Eksenazi Health establishes Gregory S. Fehribach Center

Eskenazi Health has announced the establishment of The Gregory S. Fehribach Center, which will expand efforts to increase employment opportunities for students with physical disabilities at Eskenazi Health and throughout central Indiana.

The timing of the announcement coincides with the 29th anniversary of the Americans with Disabilities Act (ADA). On July 26, 1990, President George H.W. Bush signed the ADA into law, thus equalizing the playing field for people with disabilities.

The expansion of the program and the formation of The Gregory S. Fehribach Center comes after a $1.5 million grant from Lilly Endowment Inc. in 2017. Fehribach is an attorney who works throughout Indianapolis, the state and the country to create accessible environments and opportunities for individuals with physical disabilities.

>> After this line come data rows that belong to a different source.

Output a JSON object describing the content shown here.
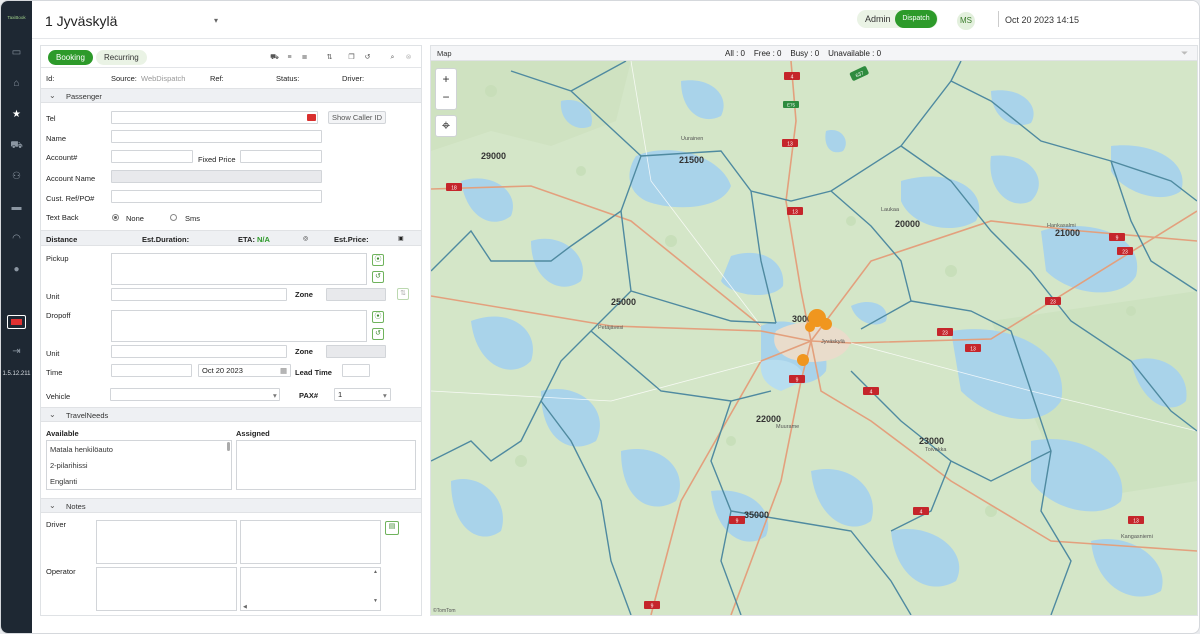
{
  "rail": {
    "logo": "TaxiBook",
    "version": "1.5.12.211",
    "items": [
      "monitor-icon",
      "home-icon",
      "star-icon",
      "car-icon",
      "driver-icon",
      "chat-icon",
      "gauge-icon",
      "circle-icon"
    ]
  },
  "header": {
    "location": "1 Jyväskylä",
    "role_admin": "Admin",
    "role_dispatch": "Dispatch",
    "avatar": "MS",
    "datetime": "Oct 20 2023 14:15"
  },
  "form": {
    "tabs": {
      "booking": "Booking",
      "recurring": "Recurring"
    },
    "meta": {
      "id": "Id:",
      "source": "Source:",
      "source_value": "WebDispatch",
      "ref": "Ref:",
      "status": "Status:",
      "driver": "Driver:"
    },
    "passenger": {
      "title": "Passenger",
      "tel": "Tel",
      "show_caller_id": "Show Caller ID",
      "name": "Name",
      "account": "Account#",
      "fixed_price": "Fixed Price",
      "account_name": "Account Name",
      "cust_ref": "Cust. Ref/PO#",
      "text_back": "Text Back",
      "none": "None",
      "sms": "Sms"
    },
    "trip": {
      "distance": "Distance",
      "est_duration": "Est.Duration:",
      "eta": "ETA:",
      "eta_value": "N/A",
      "est_price": "Est.Price:",
      "pickup": "Pickup",
      "unit": "Unit",
      "zone": "Zone",
      "dropoff": "Dropoff",
      "time": "Time",
      "date_value": "Oct 20 2023",
      "lead_time": "Lead Time",
      "vehicle": "Vehicle",
      "pax": "PAX#",
      "pax_value": "1"
    },
    "travel_needs": {
      "title": "TravelNeeds",
      "available": "Available",
      "assigned": "Assigned",
      "items": [
        "Matala henkilöauto",
        "2-pilarihissi",
        "Englanti"
      ]
    },
    "notes": {
      "title": "Notes",
      "driver": "Driver",
      "operator": "Operator"
    }
  },
  "map": {
    "title": "Map",
    "counts": "All : 0    Free : 0    Busy : 0    Unavailable : 0",
    "zoom_in": "+",
    "zoom_out": "−",
    "attribution": "©TomTom",
    "zones": [
      "29000",
      "21500",
      "20000",
      "21000",
      "25000",
      "30000",
      "22000",
      "23000",
      "35000"
    ],
    "places": [
      "Jyväskylä",
      "Petäjävesi",
      "Muurame",
      "Toivakka",
      "Laukaa",
      "Hankasalmi",
      "Kangasniemi",
      "Uurainen"
    ],
    "roads": [
      "4",
      "E75",
      "13",
      "18",
      "13",
      "9",
      "23",
      "23",
      "23",
      "13",
      "4",
      "9",
      "4",
      "9",
      "13",
      "637",
      "9"
    ],
    "colors": {
      "water": "#a9d3ea",
      "land": "#d4e6c8",
      "zone_border": "#4f8aa0",
      "road_badge": "#c5252b"
    }
  }
}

“Today the unemployment rate for students with physical disabilities is significantly higher than their able-bodied counterparts,” Fehribach said. “This center provides employment and social experiences that complement the internship, thus providing a well-rounded internship opportunity for college students.”

Since 2013, Eskenazi Health has offered 116 internships to students with physical disabilities, including 44 internships so far in 2019. The interns have come from 19 colleges and universities, and have not only interned at Eskenazi Health, but also Eli Lilly and Company, Center for Youth and Adults with Conditions of Childhood at Riley Children’s Hospital, Health and Science Innovations, Indiana Family and Social Services Administration’s Division of Aging, Indiana Family and Social Services Administration’s Division of Disability and Rehabilitative Services, Lumina Foundation, Old National Bank and Regenstrief Institute.

The Gregory S. Fehribach Center at Eskenazi Health is named after an Indianapolis attorney who works throughout the city, state and country to create accessible environments and opportunities for those with physical disabilities. (Submitted photo)

“Eskenazi Health is thrilled to be at the forefront of persons with physical disabilities obtaining independence and economic empowerment,” said Lisa Harris, M.D., CEO of Eskenazi Health. “The Gregory S. Fehribach Center aligns perfectly with what Eskenazi Health stands for.”

The college students who have participated in the program have held internships in such fields as occupational/physical therapy, computer programming, music therapy and public affairs/communications. As part of their internships, students receive competitive hourly wages, transportation support and nearby housing free of charge. In addition, a variety of wraparound events and opportunities for professional development are part of the internship. This summer there have been weekly lunch and learn sessions, a presentation on Franklin Delano Roosevelt titled “Franklin Delano Roosevelt: Elected Because of or In Spite of His Disability,” a special dinner at Duos Kitchen on meal preparation and healthy eating and a social outing at an Indiana Fever basketball game.

Interns are recruited from Indiana colleges and go through a rigorous application process. Students are required to submit transcripts, writing samples and five professional and educational references. Those who are accepted to the program are held to the same standards as their fellow employees in their respective departments. The program prides itself on assigning meaningful work that benefits both intern and employer.

“The Gregory S. Fehribach Center is dedicated to increasing the number of college graduates with physical disabilities in the workforce and facilitating their full civic and economic inclusion,” said Ernest Vargo II, CFRE, president and CEO of the Eskenazi Health Foundation. “This effort, made possible by the support of a number of organizations and individuals, including Eskenazi Health, Lilly Endowment Inc., Frank and Katrina Basile and many others, will help not only provide real-world experience for students with physical disabilities, but also help eradicate certain stereotypes and concerns that employers may have.”

The program started as the Initiative for Empowerment and Economic Independence, a partnership between Eskenazi Health and Ball State University, helping to place Ball State students with internships in the Indianapolis health care system. Every year, more universities and companies have continued to express interest in working with Eskenazi Health.

An alumnus of Ball State University, Fehribach is a former university trustee who now serves as a Distinguished Fellow in the Office of Institutional Diversity. An attorney in private practice for the past 31 years, he promotes economic independence using entrepreneurial principles, thereby supporting the fundamental right of equality. He has begun a four-year term as a presidential appointee to the United States Access Board, which creates universal design standards and guidelines for barrier removal and access for people with disabilities. Under Fehribach’s legal counsel, the city of Indianapolis and many of its renowned amenities rank highly for accessibility in the United States.